Authors: Laura Bravo-García, Gotzone Barandika, Begoña Bazán, M. Karmele Urtiaga, Luis M. Lezama, María I. Arriortua

Abstract:

Solid coordination networks (SCNs) are materials consisting of metal ions or clusters that are linked by polyfunctional organic ligands and can be designed to form tridimensional frameworks. Their structural features, as for example high surface areas, thermal stability, and in other cases large cavities, have opened a wide range of applications in fields like drug delivery, host-guest chemistry, biomedical imaging, chemical sensing, heterogeneous catalysis and others referred to greenhouse gases storage or even separation. In this sense, the use of polycarboxylate anions and dipyridyl ligands is an effective strategy to produce extended structures with the needed characteristics for these applications.

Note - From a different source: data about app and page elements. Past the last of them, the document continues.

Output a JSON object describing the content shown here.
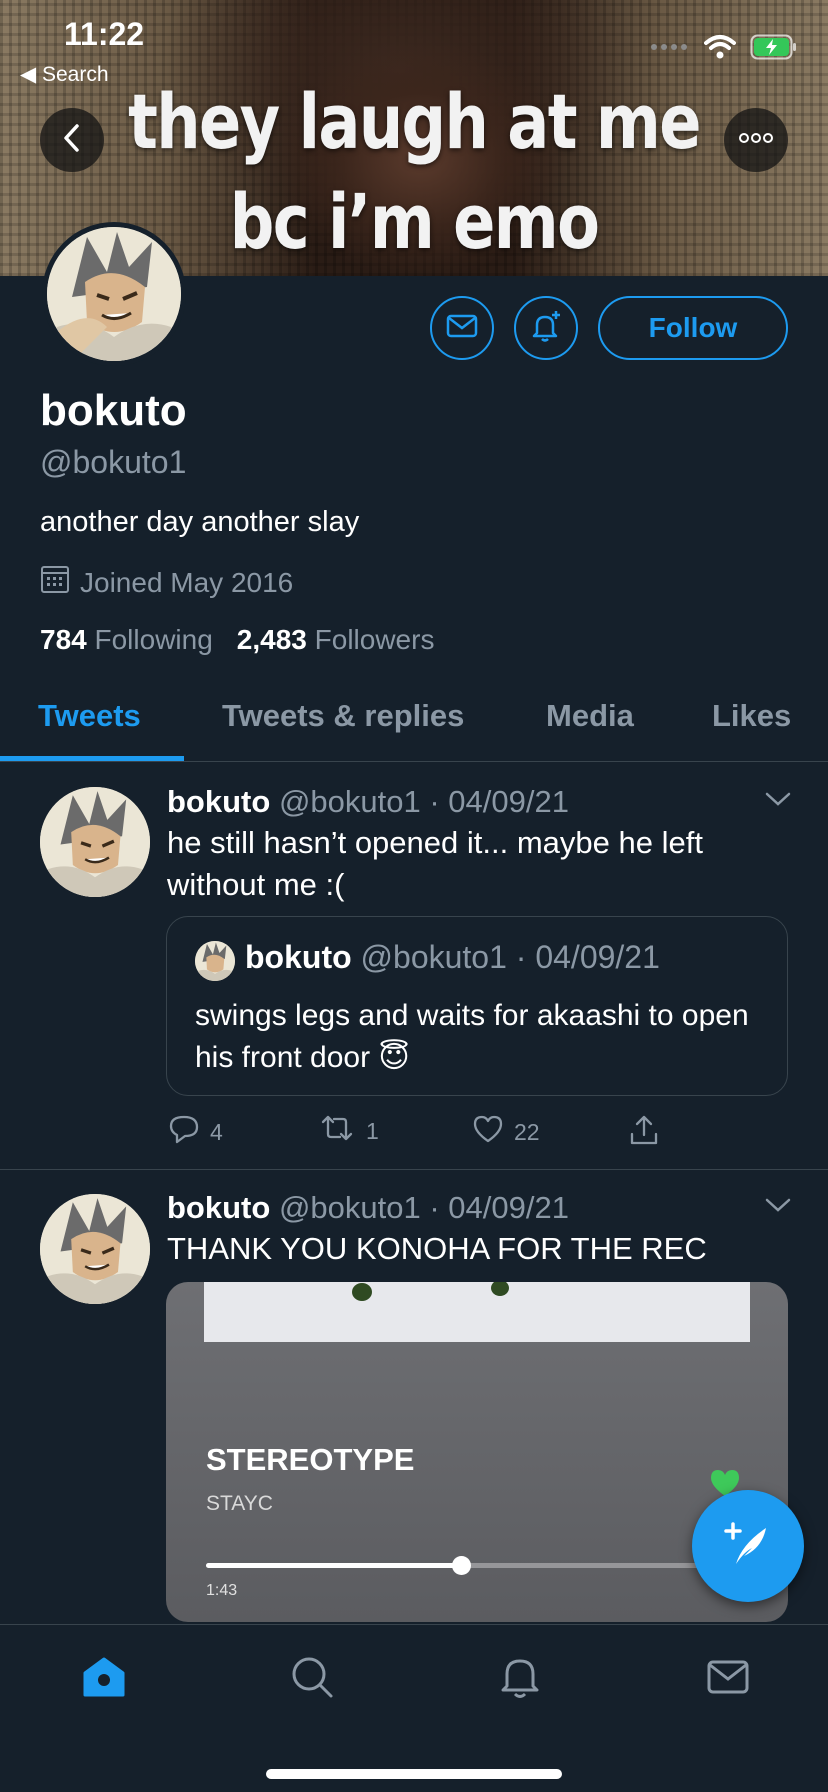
{
  "status_bar": {
    "time": "11:22",
    "back_label": "◀ Search"
  },
  "banner": {
    "caption_line1": "they laugh at me",
    "caption_line2": "bc i’m emo"
  },
  "profile": {
    "name": "bokuto",
    "handle": "@bokuto1",
    "bio": "another day another slay",
    "joined": "Joined May 2016",
    "following_count": "784",
    "following_label": "Following",
    "followers_count": "2,483",
    "followers_label": "Followers",
    "follow_button": "Follow"
  },
  "tabs": [
    {
      "label": "Tweets",
      "active": true
    },
    {
      "label": "Tweets & replies",
      "active": false
    },
    {
      "label": "Media",
      "active": false
    },
    {
      "label": "Likes",
      "active": false
    }
  ],
  "tweets": [
    {
      "name": "bokuto",
      "handle_date": "@bokuto1 · 04/09/21",
      "text": "he still hasn’t opened it... maybe he left without me :(",
      "quote": {
        "name": "bokuto",
        "handle_date": "@bokuto1 · 04/09/21",
        "text": "swings legs and waits for akaashi to open his front door 😇"
      },
      "replies": "4",
      "retweets": "1",
      "likes": "22"
    },
    {
      "name": "bokuto",
      "handle_date": "@bokuto1 · 04/09/21",
      "text": "THANK YOU KONOHA FOR THE REC",
      "media": {
        "song_title": "STEREOTYPE",
        "artist": "STAYC",
        "elapsed": "1:43",
        "progress": 0.49
      }
    }
  ],
  "colors": {
    "background": "#15202b",
    "accent": "#1d9bf0",
    "secondary_text": "#8b98a5",
    "divider": "#38444d"
  },
  "icons": {
    "nav": [
      "home-icon",
      "search-icon",
      "bell-icon",
      "mail-icon"
    ],
    "fab": "compose-icon"
  }
}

In this context, a novel compound, [Cu4(m-BDC)4(bpa)2DMF]•DMF has been obtained by microwave synthesis, where m-BDC is 1,3-benzenedicarboxylate and bpa 1,2-bis(4-pyridyl)ethane. The crystal structure can be described as a three dimensional framework formed by two equal, interpenetrated networks. Each network consists of two different CuII dimers. Dimer 1 have two coppers with a square pyramidal coordination, and dimer 2 have one with a square pyramidal coordination and other with octahedral one, the last dimer is unique in literature. Therefore, the combination of both type of dimers is unprecedented. Thus, benzenedicarboxylate ligands form sinusoidal chains between the same type of dimers, and also connect both chains forming these layers in the (100) plane. These layers are connected along the [100] direction through the bpa ligand, giving rise to a 3D network with 10 Å2 voids in average. However, the fact that there are two interpenetrated networks results in a significant reduction of the available volume. Structural analysis was carried out by means of single crystal X-ray diffraction and IR spectroscopy. Thermal and magnetic properties have been measured by means of thermogravimetry (TG), X-ray thermodiffractometry (TDX), and electron paramagnetic resonance (EPR). Additionally, CO2 and CH4 high pressure adsorption measurements have been carried out for this compound.

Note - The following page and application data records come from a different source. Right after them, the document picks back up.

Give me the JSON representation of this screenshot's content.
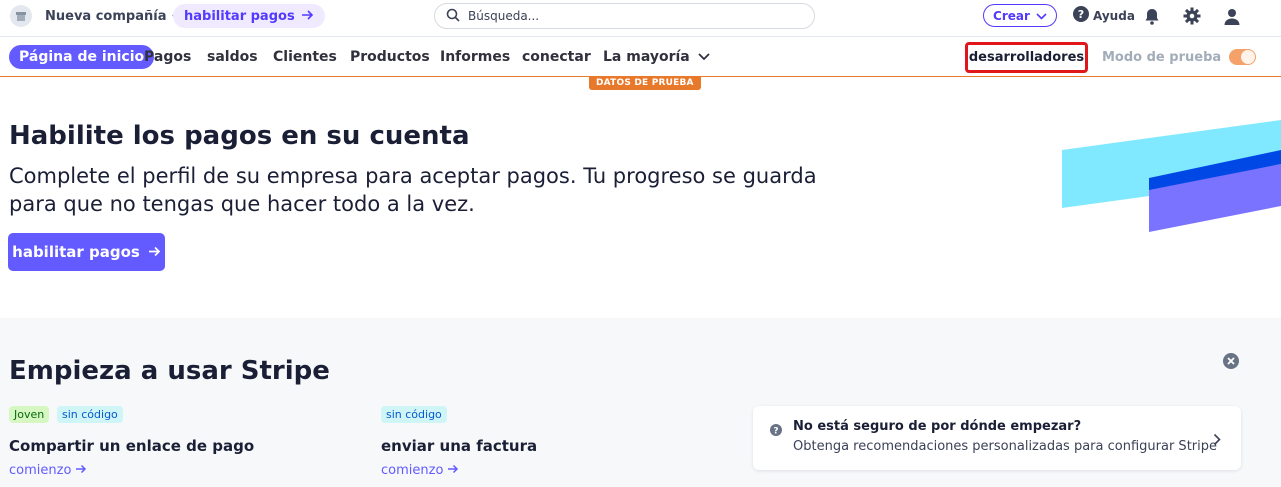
{
  "topbar": {
    "company_name": "Nueva compañía",
    "activate_label": "habilitar pagos",
    "search_placeholder": "Búsqueda...",
    "create_label": "Crear",
    "help_label": "Ayuda",
    "icons": [
      "store-icon",
      "chevron-down-icon",
      "arrow-right-icon",
      "search-icon",
      "help-icon",
      "bell-icon",
      "gear-icon",
      "user-icon"
    ]
  },
  "nav": {
    "items": [
      "Página de inicio",
      "Pagos",
      "saldos",
      "Clientes",
      "Productos",
      "Informes",
      "conectar",
      "La mayoría"
    ],
    "developers": "desarrolladores",
    "test_mode": "Modo de prueba",
    "test_mode_on": true,
    "test_badge": "DATOS DE PRUEBA"
  },
  "hero": {
    "title": "Habilite los pagos en su cuenta",
    "description": "Complete el perfil de su empresa para aceptar pagos. Tu progreso se guarda para que no tengas que hacer todo a la vez.",
    "button": "habilitar pagos"
  },
  "getting_started": {
    "title": "Empieza a usar Stripe",
    "cards": [
      {
        "tags": [
          "Joven",
          "sin código"
        ],
        "title": "Compartir un enlace de pago",
        "link": "comienzo"
      },
      {
        "tags": [
          "sin código"
        ],
        "title": "enviar una factura",
        "link": "comienzo"
      }
    ],
    "recommendation": {
      "title": "No está seguro de por dónde empezar?",
      "subtitle": "Obtenga recomendaciones personalizadas para configurar Stripe"
    }
  },
  "colors": {
    "accent": "#635bff",
    "test_orange": "#e8782a",
    "highlight_red": "#e0161b"
  }
}
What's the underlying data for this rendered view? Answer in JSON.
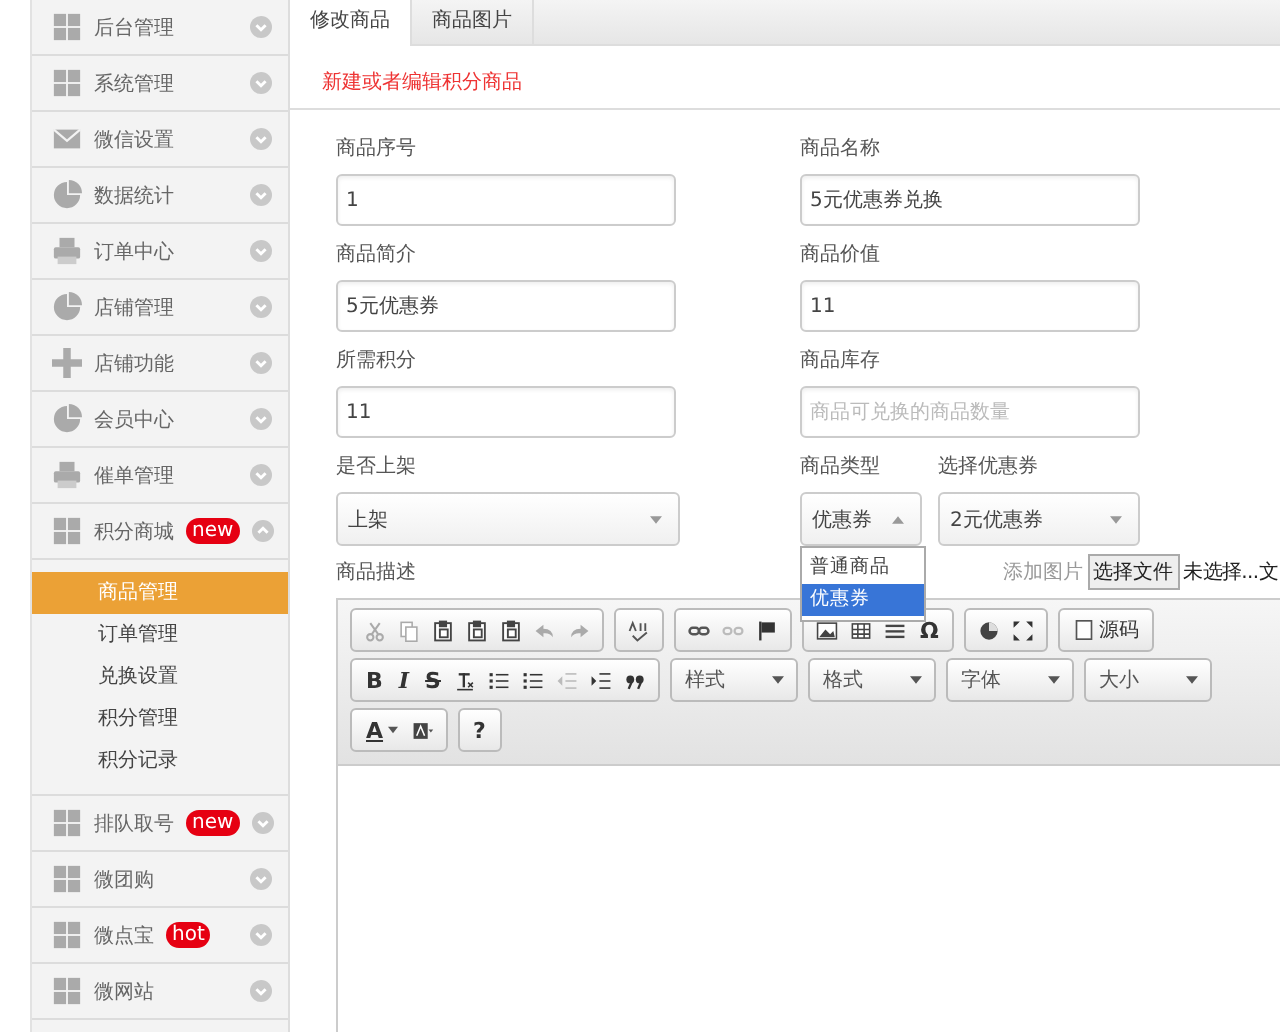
{
  "sidebar": {
    "items": [
      {
        "label": "后台管理",
        "kind": "grid"
      },
      {
        "label": "系统管理",
        "kind": "grid"
      },
      {
        "label": "微信设置",
        "kind": "mail"
      },
      {
        "label": "数据统计",
        "kind": "pie"
      },
      {
        "label": "订单中心",
        "kind": "printer"
      },
      {
        "label": "店铺管理",
        "kind": "pie"
      },
      {
        "label": "店铺功能",
        "kind": "plus"
      },
      {
        "label": "会员中心",
        "kind": "pie"
      },
      {
        "label": "催单管理",
        "kind": "printer"
      },
      {
        "label": "积分商城",
        "kind": "grid",
        "badge": "new",
        "expanded": true,
        "children": [
          {
            "label": "商品管理",
            "selected": true
          },
          {
            "label": "订单管理",
            "selected": false
          },
          {
            "label": "兑换设置",
            "selected": false
          },
          {
            "label": "积分管理",
            "selected": false
          },
          {
            "label": "积分记录",
            "selected": false
          }
        ]
      },
      {
        "label": "排队取号",
        "kind": "grid",
        "badge": "new"
      },
      {
        "label": "微团购",
        "kind": "grid"
      },
      {
        "label": "微点宝",
        "kind": "grid",
        "badge": "hot"
      },
      {
        "label": "微网站",
        "kind": "grid"
      }
    ]
  },
  "tabs": [
    {
      "label": "修改商品",
      "selected": true
    },
    {
      "label": "商品图片",
      "selected": false
    }
  ],
  "notice": "新建或者编辑积分商品",
  "fields": [
    {
      "label": "商品序号",
      "value": "1"
    },
    {
      "label": "商品名称",
      "value": "5元优惠券兑换"
    },
    {
      "label": "商品简介",
      "value": "5元优惠券"
    },
    {
      "label": "商品价值",
      "value": "11"
    },
    {
      "label": "所需积分",
      "value": "11"
    },
    {
      "label": "商品库存",
      "placeholder": "商品可兑换的商品数量"
    }
  ],
  "on_shelf": {
    "label": "是否上架",
    "value": "上架"
  },
  "product_type": {
    "label": "商品类型",
    "value": "优惠券",
    "expanded": true,
    "options": [
      {
        "label": "普通商品",
        "selected": false
      },
      {
        "label": "优惠券",
        "selected": true
      }
    ]
  },
  "coupon": {
    "label": "选择优惠券",
    "value": "2元优惠券"
  },
  "description": {
    "label": "商品描述",
    "add_image": "添加图片",
    "file_button": "选择文件",
    "file_status": "未选择...文"
  },
  "editor": {
    "toolbar": [
      [
        [
          {
            "kind": "cut"
          },
          {
            "kind": "copy"
          },
          {
            "kind": "paste"
          },
          {
            "kind": "paste"
          },
          {
            "kind": "paste"
          },
          {
            "kind": "undo"
          },
          {
            "kind": "redo"
          }
        ],
        [
          {
            "kind": "spell"
          }
        ],
        [
          {
            "kind": "link"
          },
          {
            "kind": "unlink"
          },
          {
            "kind": "flag"
          }
        ],
        [
          {
            "kind": "image"
          },
          {
            "kind": "table"
          },
          {
            "kind": "rule"
          },
          {
            "kind": "text",
            "label": "Ω"
          }
        ],
        [
          {
            "kind": "preview"
          },
          {
            "kind": "maximize"
          }
        ],
        [
          {
            "kind": "source",
            "label": "源码"
          }
        ]
      ],
      [
        [
          {
            "kind": "text",
            "label": "B"
          },
          {
            "kind": "italic",
            "label": "I"
          },
          {
            "kind": "strike",
            "label": "S"
          },
          {
            "kind": "clear"
          },
          {
            "kind": "olist"
          },
          {
            "kind": "ulist"
          },
          {
            "kind": "outdent"
          },
          {
            "kind": "indent"
          },
          {
            "kind": "quote"
          }
        ],
        [
          {
            "kind": "combo",
            "label": "样式"
          }
        ],
        [
          {
            "kind": "combo",
            "label": "格式"
          }
        ],
        [
          {
            "kind": "combo",
            "label": "字体"
          }
        ],
        [
          {
            "kind": "combo",
            "label": "大小"
          }
        ]
      ],
      [
        [
          {
            "kind": "color",
            "label": "A"
          },
          {
            "kind": "bgcolor"
          }
        ],
        [
          {
            "kind": "text",
            "label": "?"
          }
        ]
      ]
    ]
  }
}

Keywords: gas adsorption, interpenetrated networks, magnetic measurements, solid coordination network (SCN), thermal stability

Procedia PDF Downloads 191